| What the exercise asks |
Your answer should hold every line of the records below that contains the string "subtitle".

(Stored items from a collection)
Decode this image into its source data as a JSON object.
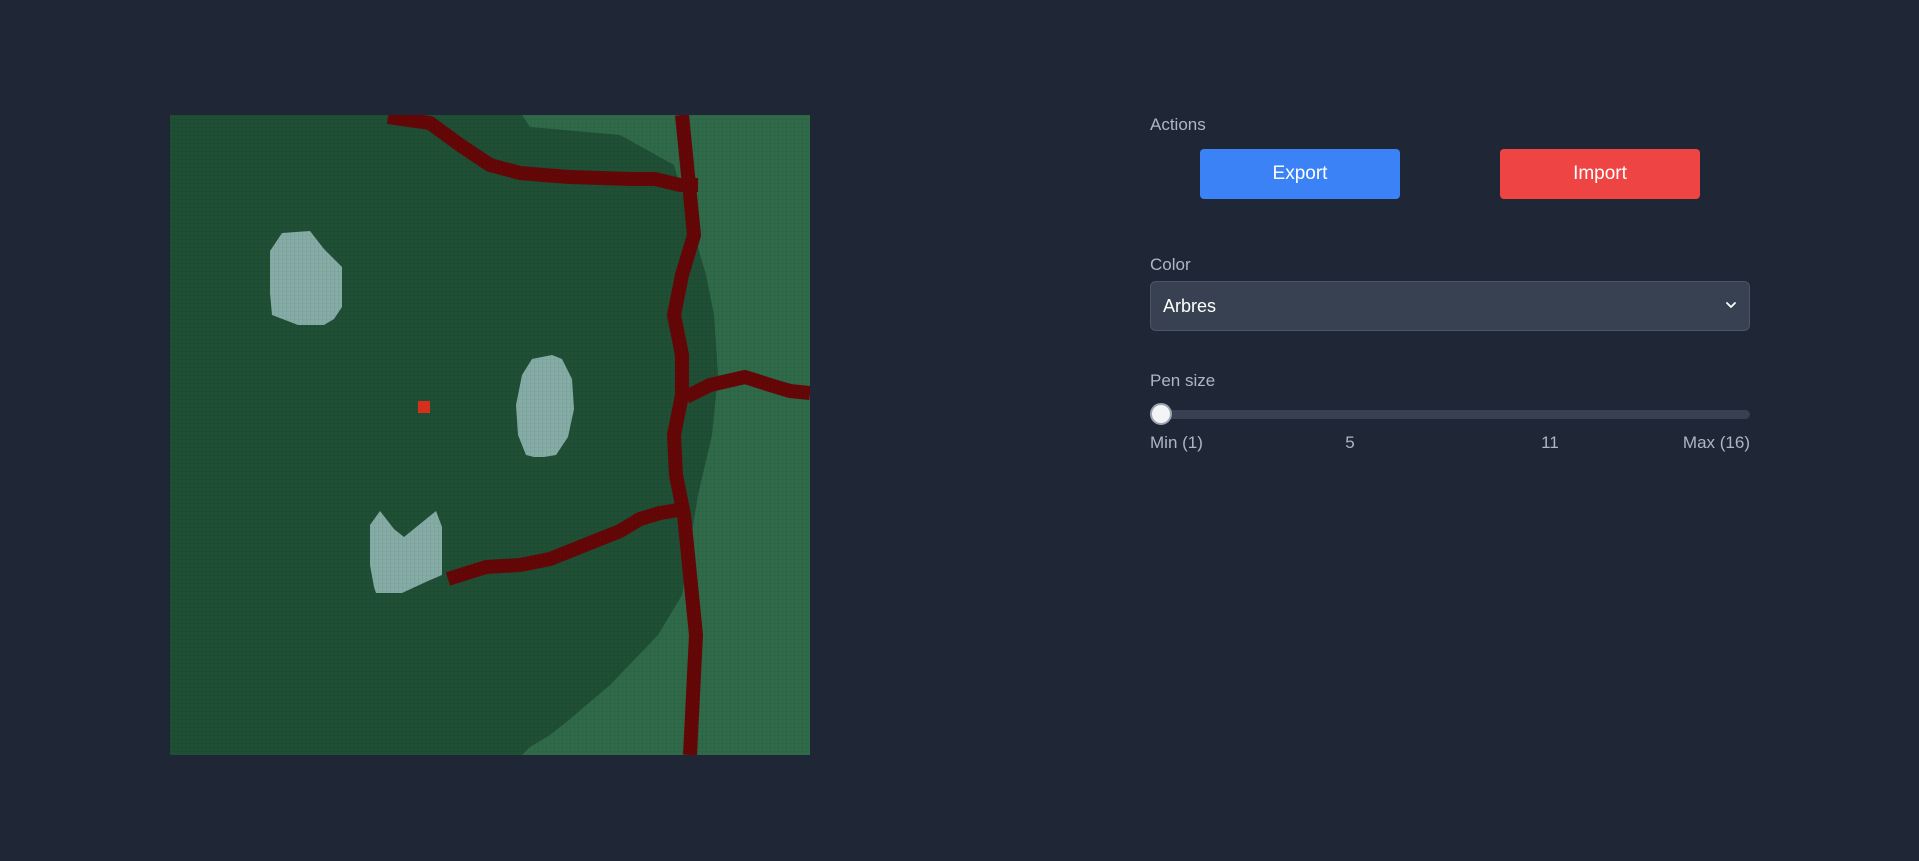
{
  "canvas": {
    "colors": {
      "forest": "#1f4f35",
      "grass": "#2f6a49",
      "river": "#650707",
      "rock": "#86aca6",
      "cursor": "#d62f1b"
    }
  },
  "actions": {
    "label": "Actions",
    "export_label": "Export",
    "import_label": "Import"
  },
  "color": {
    "label": "Color",
    "selected": "Arbres"
  },
  "pen_size": {
    "label": "Pen size",
    "value": 1,
    "min": 1,
    "max": 16,
    "ticks": {
      "min": "Min (1)",
      "t5": "5",
      "t11": "11",
      "max": "Max (16)"
    }
  }
}
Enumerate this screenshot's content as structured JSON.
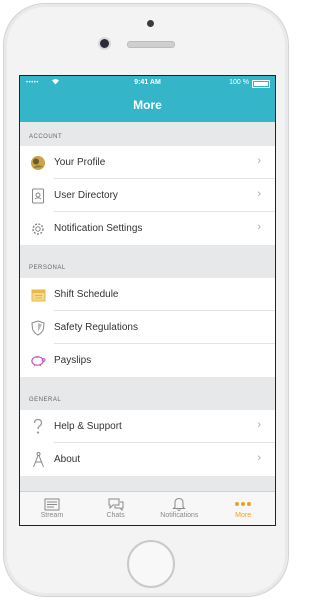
{
  "status_bar": {
    "signal": "•••••",
    "time": "9:41 AM",
    "battery": "100 %"
  },
  "nav": {
    "title": "More"
  },
  "sections": [
    {
      "header": "ACCOUNT",
      "items": [
        {
          "label": "Your Profile",
          "icon": "avatar-icon",
          "chevron": true
        },
        {
          "label": "User Directory",
          "icon": "directory-icon",
          "chevron": true
        },
        {
          "label": "Notification Settings",
          "icon": "gear-icon",
          "chevron": true
        }
      ]
    },
    {
      "header": "PERSONAL",
      "items": [
        {
          "label": "Shift Schedule",
          "icon": "calendar-icon",
          "chevron": false
        },
        {
          "label": "Safety Regulations",
          "icon": "shield-icon",
          "chevron": false
        },
        {
          "label": "Payslips",
          "icon": "piggy-bank-icon",
          "chevron": false
        }
      ]
    },
    {
      "header": "GENERAL",
      "items": [
        {
          "label": "Help & Support",
          "icon": "question-icon",
          "chevron": true
        },
        {
          "label": "About",
          "icon": "compass-icon",
          "chevron": true
        }
      ]
    }
  ],
  "tabbar": [
    {
      "label": "Stream",
      "icon": "stream-icon"
    },
    {
      "label": "Chats",
      "icon": "chat-bubble-icon"
    },
    {
      "label": "Notifications",
      "icon": "bell-icon"
    },
    {
      "label": "More",
      "icon": "more-dots-icon",
      "active": true
    }
  ],
  "colors": {
    "accent": "#35b5c8",
    "active_tab": "#f0a020",
    "section_bg": "#e6e8ea"
  }
}
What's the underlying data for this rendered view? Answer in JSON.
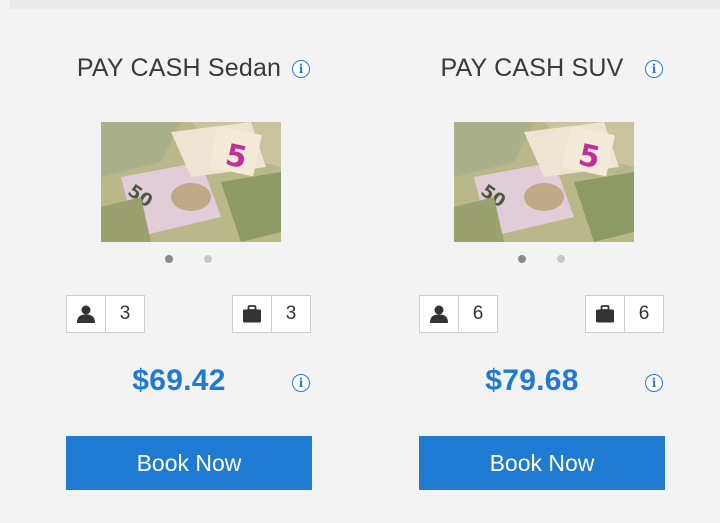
{
  "cards": [
    {
      "title": "PAY CASH Sedan",
      "passengers": "3",
      "luggage": "3",
      "price": "$69.42",
      "book_label": "Book Now"
    },
    {
      "title": "PAY CASH SUV",
      "passengers": "6",
      "luggage": "6",
      "price": "$79.68",
      "book_label": "Book Now"
    }
  ],
  "icons": {
    "info": "info-icon",
    "passengers": "user-icon",
    "luggage": "briefcase-icon"
  },
  "colors": {
    "accent": "#1f7ad1",
    "background": "#f3f3f3"
  }
}
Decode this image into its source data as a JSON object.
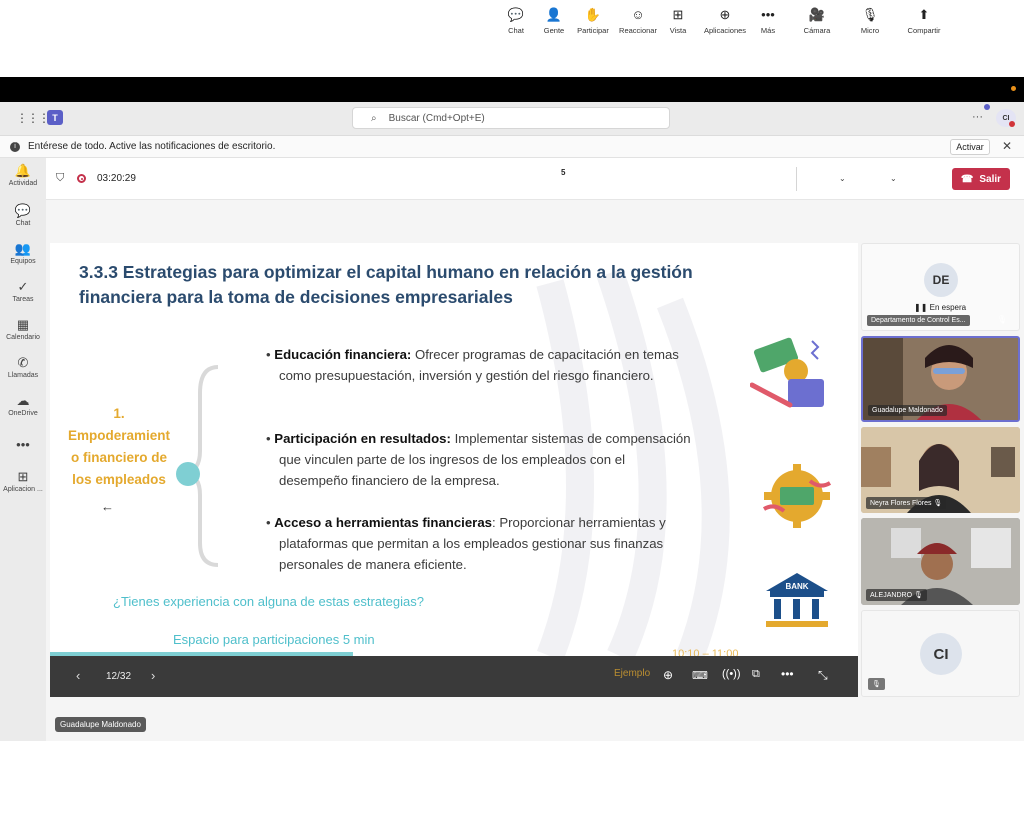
{
  "topbar": {
    "search_placeholder": "Buscar (Cmd+Opt+E)",
    "user_initials": "CI"
  },
  "notification": {
    "text": "Entérese de todo. Active las notificaciones de escritorio.",
    "action": "Activar"
  },
  "rail": [
    {
      "label": "Actividad",
      "icon": "bell-icon",
      "glyph": "🔔"
    },
    {
      "label": "Chat",
      "icon": "chat-icon",
      "glyph": "💬"
    },
    {
      "label": "Equipos",
      "icon": "teams-icon",
      "glyph": "👥"
    },
    {
      "label": "Tareas",
      "icon": "tasks-icon",
      "glyph": "✓"
    },
    {
      "label": "Calendario",
      "icon": "calendar-icon",
      "glyph": "▦"
    },
    {
      "label": "Llamadas",
      "icon": "phone-icon",
      "glyph": "✆"
    },
    {
      "label": "OneDrive",
      "icon": "cloud-icon",
      "glyph": "☁"
    },
    {
      "label": "",
      "icon": "more-icon",
      "glyph": "•••"
    },
    {
      "label": "Aplicacion ...",
      "icon": "apps-icon",
      "glyph": "⊞"
    }
  ],
  "meeting": {
    "timer": "03:20:29",
    "people_count": "5",
    "tools": [
      {
        "label": "Chat",
        "icon": "chat-icon",
        "glyph": "💬"
      },
      {
        "label": "Gente",
        "icon": "people-icon",
        "glyph": "👤"
      },
      {
        "label": "Participar",
        "icon": "hand-icon",
        "glyph": "✋"
      },
      {
        "label": "Reaccionar",
        "icon": "emoji-icon",
        "glyph": "☺"
      },
      {
        "label": "Vista",
        "icon": "view-icon",
        "glyph": "⊞"
      },
      {
        "label": "Aplicaciones",
        "icon": "add-app-icon",
        "glyph": "⊕"
      },
      {
        "label": "Más",
        "icon": "more-icon",
        "glyph": "•••"
      },
      {
        "label": "Cámara",
        "icon": "camera-off-icon",
        "glyph": "🎥"
      },
      {
        "label": "Micro",
        "icon": "mic-off-icon",
        "glyph": "🎙"
      },
      {
        "label": "Compartir",
        "icon": "share-icon",
        "glyph": "⬆"
      }
    ],
    "leave": "Salir"
  },
  "slide": {
    "title_line1": "3.3.3 Estrategias para optimizar el capital humano en relación a la gestión",
    "title_line2": "financiera para la toma de decisiones empresariales",
    "left_lines": [
      "1.",
      "Empoderamient",
      "o financiero de",
      "los empleados"
    ],
    "bullets": [
      {
        "bold": "Educación financiera:",
        "text": " Ofrecer programas de capacitación en temas como presupuestación, inversión y gestión del riesgo financiero."
      },
      {
        "bold": "Participación en resultados:",
        "text": " Implementar sistemas de compensación que vinculen parte de los ingresos de los empleados con el desempeño financiero de la empresa."
      },
      {
        "bold": "Acceso a herramientas financieras",
        "text": ": Proporcionar herramientas y plataformas que permitan a los empleados gestionar sus finanzas personales de manera eficiente."
      }
    ],
    "question": "¿Tienes experiencia con alguna de estas estrategias?",
    "space": "Espacio para participaciones 5 min",
    "bank_label": "BANK",
    "time_overlap": "10:10 – 11:00",
    "example_overlap": "Ejemplo"
  },
  "slide_controls": {
    "page": "12/32"
  },
  "participants": [
    {
      "initials": "DE",
      "status": "En espera",
      "name": "Departamento de Control Es..."
    },
    {
      "name": "Guadalupe Maldonado"
    },
    {
      "name": "Neyra Flores Flores"
    },
    {
      "name": "ALEJANDRO"
    },
    {
      "initials": "CI"
    }
  ],
  "presenter_chip": "Guadalupe Maldonado",
  "colors": {
    "accent_teal": "#4fbfcb",
    "title_blue": "#2b4b6e",
    "gold": "#e4a92e",
    "leave_red": "#c4314b",
    "teams_purple": "#5b5fc7"
  }
}
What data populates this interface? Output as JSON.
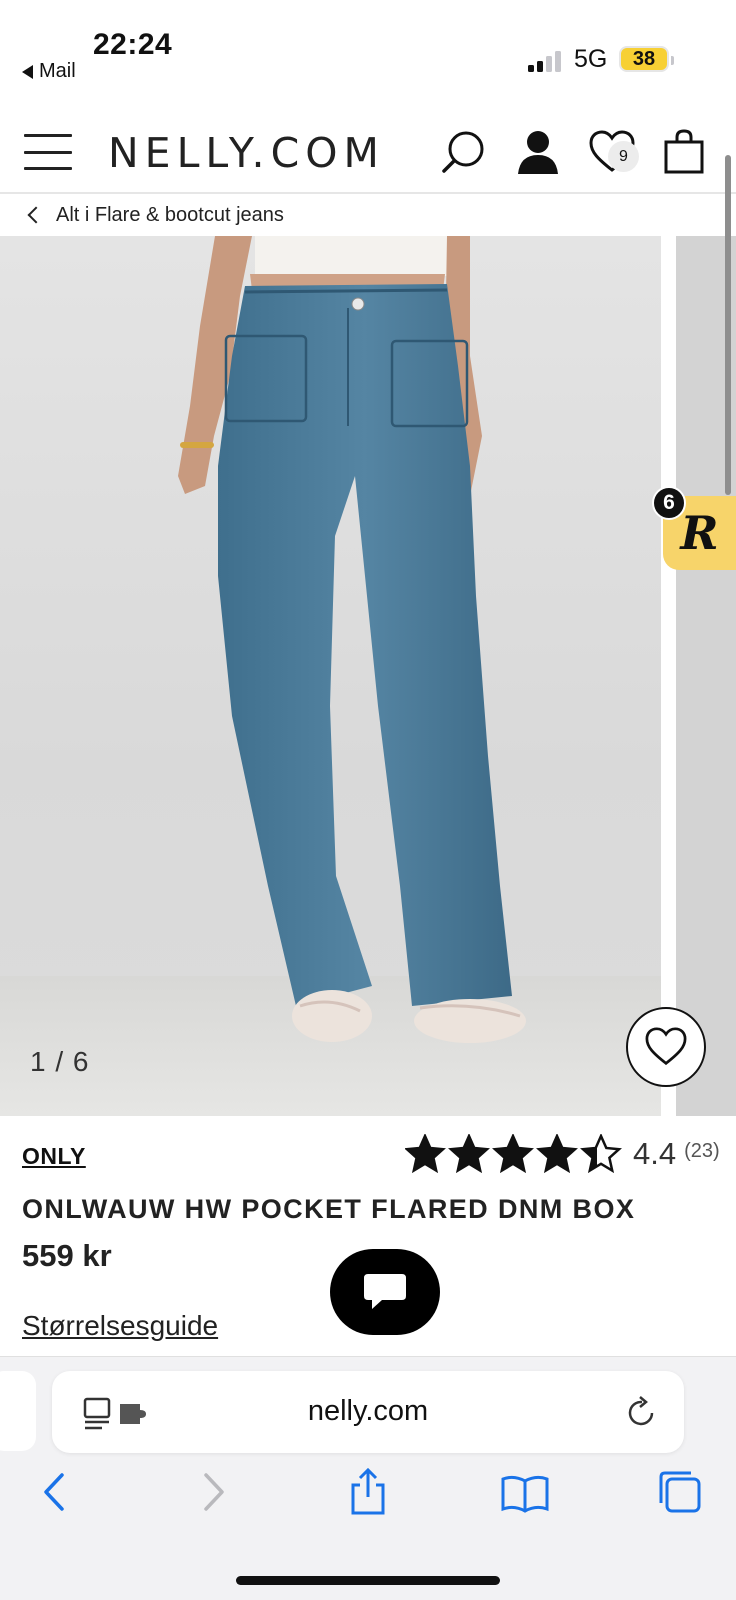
{
  "status_bar": {
    "time": "22:24",
    "back_app": "Mail",
    "network": "5G",
    "battery": "38"
  },
  "header": {
    "logo": "NELLY.COM",
    "wishlist_count": "9"
  },
  "breadcrumb": {
    "label": "Alt i Flare & bootcut jeans"
  },
  "gallery": {
    "counter": "1 / 6",
    "badge_count": "6",
    "badge_letter": "R"
  },
  "product": {
    "brand": "ONLY",
    "rating": "4.4",
    "reviews": "(23)",
    "rating_value": 4.4,
    "rating_max": 5,
    "title": "ONLWAUW HW POCKET FLARED DNM BOX",
    "price": "559 kr",
    "size_guide": "Størrelsesguide"
  },
  "browser": {
    "url": "nelly.com",
    "accent": "#1a73e8"
  },
  "icons": {
    "menu": "hamburger-icon",
    "search": "search-icon",
    "account": "person-icon",
    "wishlist": "heart-icon",
    "bag": "bag-icon",
    "chat": "chat-icon",
    "share": "share-icon",
    "bookmarks": "book-icon",
    "tabs": "tabs-icon"
  }
}
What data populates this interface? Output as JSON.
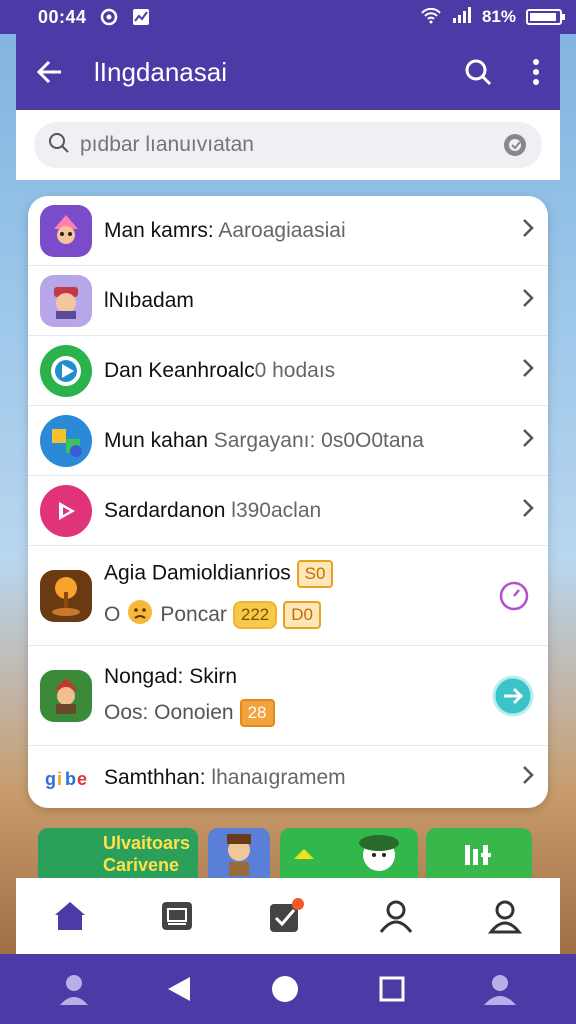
{
  "status_bar": {
    "time": "00:44",
    "battery": "81%"
  },
  "app_bar": {
    "title": "lIngdanasai"
  },
  "search": {
    "placeholder": "pıdbar lıanuıvıatan"
  },
  "list": [
    {
      "title": "Man kamrs:",
      "subtitle": "Aaroagiaasiai",
      "icon": "wizard-game-icon",
      "color": "#7a4cc9"
    },
    {
      "title": "lNıbadam",
      "subtitle": "",
      "icon": "warrior-game-icon",
      "color": "#9a7fd6"
    },
    {
      "title": "Dan Keanhroalc",
      "subtitle": "0 hodaıs",
      "icon": "play-circle-icon",
      "color": "#2bb24c"
    },
    {
      "title": "Mun kahan",
      "subtitle": "Sargayanı: 0s0O0tana",
      "icon": "puzzle-game-icon",
      "color": "#2b8ad8"
    },
    {
      "title": "Sardardanon",
      "subtitle": "l390aclan",
      "icon": "video-play-icon",
      "color": "#e0337a"
    },
    {
      "title": "Agia Damioldianrios",
      "badge": "S0",
      "line2_prefix": "O",
      "line2_text": "Poncar",
      "badge2": "222",
      "badge3": "D0",
      "icon": "tree-game-icon",
      "color": "#8a4a16",
      "action": "timer-icon"
    },
    {
      "title": "Nongad: Skirn",
      "line2_text": "Oos: Oonoien",
      "badge3": "28",
      "icon": "hero-game-icon",
      "color": "#3a8a3a",
      "action": "arrow-right-circle-icon"
    },
    {
      "title": "Samthhan:",
      "subtitle": "lhanaıgramem",
      "icon": "letters-game-icon",
      "color": "#ffffff"
    }
  ],
  "thumbnails": [
    {
      "label": "Ulvaitoars\nCarivene",
      "color": "#2aa05a"
    },
    {
      "label": "",
      "color": "#5a7fd6"
    },
    {
      "label": "",
      "color": "#32b84a"
    },
    {
      "label": "",
      "color": "#38b84a"
    }
  ],
  "bottom_nav": [
    "home-icon",
    "tv-icon",
    "tasks-icon",
    "profile-icon",
    "account-icon"
  ],
  "colors": {
    "primary": "#4d3aa6",
    "accent_teal": "#3ac3c9",
    "accent_purple": "#b44fd0"
  }
}
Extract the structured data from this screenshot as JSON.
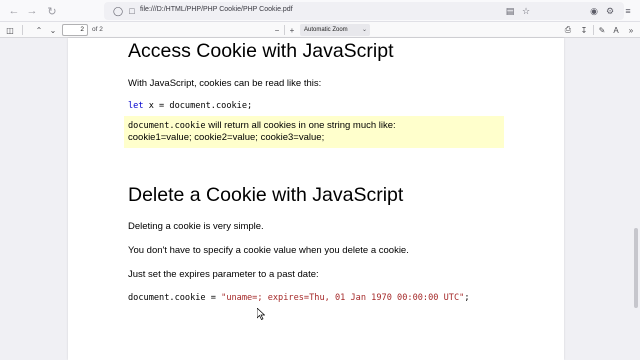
{
  "browser": {
    "url": "file:///D:/HTML/PHP/PHP Cookie/PHP Cookie.pdf"
  },
  "pdf_toolbar": {
    "page_number": "2",
    "page_count": "of 2",
    "zoom": "Automatic Zoom"
  },
  "document": {
    "section1": {
      "heading": "Access Cookie with JavaScript",
      "intro": "With JavaScript, cookies can be read like this:",
      "code_keyword": "let",
      "code_rest": " x = document.cookie;",
      "note_code": "document.cookie",
      "note_line1_rest": " will return all cookies in one string much like:",
      "note_line2": "cookie1=value; cookie2=value; cookie3=value;"
    },
    "section2": {
      "heading": "Delete a Cookie with JavaScript",
      "p1": "Deleting a cookie is very simple.",
      "p2": "You don't have to specify a cookie value when you delete a cookie.",
      "p3": "Just set the expires parameter to a past date:",
      "code_prefix": "document.cookie = ",
      "code_string": "\"uname=; expires=Thu, 01 Jan 1970 00:00:00 UTC\"",
      "code_suffix": ";"
    }
  },
  "colors": {
    "note_background": "#ffffcc",
    "keyword": "#0000cd",
    "string": "#a52a2a"
  }
}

| Answer |
      "subtitle": "Aaroagiaasiai",
      "subtitle": "",
      "subtitle": "0 hodaıs",
      "subtitle": "Sargayanı: 0s0O0tana",
      "subtitle": "l390aclan",
      "subtitle": "lhanaıgramem",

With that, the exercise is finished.